8 March 2016 (Toronto) – In the run-up to the fifth anniversary of the Fukushima disaster, over a dozen environmental groups are asking Prime Minister Trudeau to strengthen Canada’s key nuclear safety law to address weaknesses exposed by the Fukushima disaster and public concern regarding the independence of the Canadian Nuclear Safety Commission (CNSC).
“While other countries increased the independence and transparency of their nuclear regulators in the wake of Fukushima, Canada under Harper went in the other direction. It’s time for Canada to catch up and strengthen our nuclear safety legislation,” said Shawn-Patrick Stensil, Senior Energy Analyst at Greenpeace Canada.
In an open letter to the Prime Minister Trudeau, 14 organizations ask for a Parliamentary review of the Nuclear Safety and Control Act. The letter reminds the Prime Minister that investigations into the Fukushima nuclear accident concluded it was “man-made” because a lax regulator ignored the known potential for earthquakes and tsunamis in the region.
The groups also say the Harper government’s dismissal of former CNSC president Linda Keen damaged public confidence in the CNSC and exposed conflicts in the responsibilities of the president. Since then the CNSC’s impartiality has been publicly questioned. As an example, the groups cite CNSC president Michael Binder’s criticism of Quebec’s independent environmental assessment board last year after it recommended against uranium mining.
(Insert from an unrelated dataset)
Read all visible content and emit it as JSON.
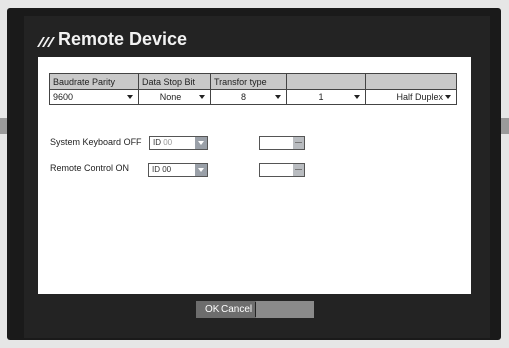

“We’re worried the CNSC has become the cheerleader for the industry it is supposed to regulate. In light of the lessons learned from Fukushima, we urge the Prime Minister to restore the necessary independence and public trust in the CNSC,” said Theresa McClenaghan from the Canadian Environmental Law Association (CELA).
Beyond strengthening the independence, transparency and public participation opportunities at the Commission, the groups identified five key areas the legislative review should address: upgrades to the CNSC’s legislated approach to environmental assessment; the need to affirm Aboriginal engagement; clarification of the Commission’s role during nuclear emergencies; establishing term limits for licences; and shifting the CNSC to a Ministry without the mandate to promote nuclear power.
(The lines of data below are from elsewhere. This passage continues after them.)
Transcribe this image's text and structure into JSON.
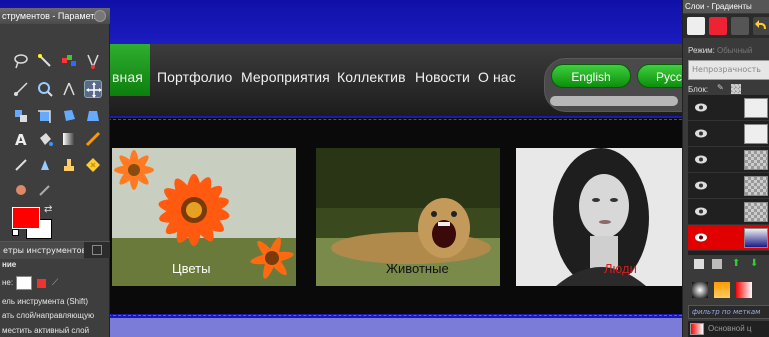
{
  "canvas": {
    "nav": {
      "active_item": "вная",
      "items": [
        "Портфолио",
        "Мероприятия",
        "Коллектив",
        "Новости",
        "О нас"
      ],
      "lang_english": "English",
      "lang_russian": "Русс"
    },
    "gallery": {
      "items": [
        {
          "caption": "Цветы",
          "caption_color": "#ffffff"
        },
        {
          "caption": "Животные",
          "caption_color": "#111111"
        },
        {
          "caption": "Люди",
          "caption_color": "#cc2222"
        }
      ]
    }
  },
  "toolbox": {
    "title": "струментов - Парамет...",
    "tab_options_label": "етры инструментов",
    "options": {
      "section": "ние",
      "mode_label": "не:",
      "line1": "ель инструмента  (Shift)",
      "line2": "ать слой/направляющую",
      "line3": "местить активный слой"
    },
    "colors": {
      "foreground": "#ff0000",
      "background": "#ffffff"
    }
  },
  "layers_panel": {
    "title": "Слои - Градиенты",
    "mode_label": "Режим:",
    "mode_value": "Обычный",
    "opacity_label": "Непрозрачность",
    "lock_label": "Блок:",
    "filter_label": "фильтр по меткам",
    "last_layer_label": "Основной ц",
    "layer_count": 6,
    "selected_layer_index": 5
  }
}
“Based on ongoing dealings with the CNSC and lessons from the Fukushima disaster, there’s an urgent need to modernize Canada’s nuclear safety law,” said Mark Mattson president of Lake Ontario Waterkeeper.
The groups who signed the public letter include the Association de protection pour l'environnement des Hautes-Laurentides, Canadian Coalition for Nuclear Responsibility, CELA, Coalition pour que le Québec ait meilleure mine, Coalition for a Green Clean Saskatchewan, Conservation Council of New Brunswick, Ecojustice, Greenpeace, the Inter-Church Uranium Committee, Lake Ontario Waterkeeper, Mining Watch Canada, Nature Quebec, New Clear Free Solutions, Northwatch.
For more information:
Shawn-Patrick Stensil, Senior Energy Analyst, Greenpeace
Ugo Lapointe, Canadian Program Coordinator, Mining Watch
Brennain Lloyd, Project Coordinato, Northwatch
Mark Mattson, President, Lake Ontario Waterkeeper
Theresa McClenaghan, Executive Director, CELA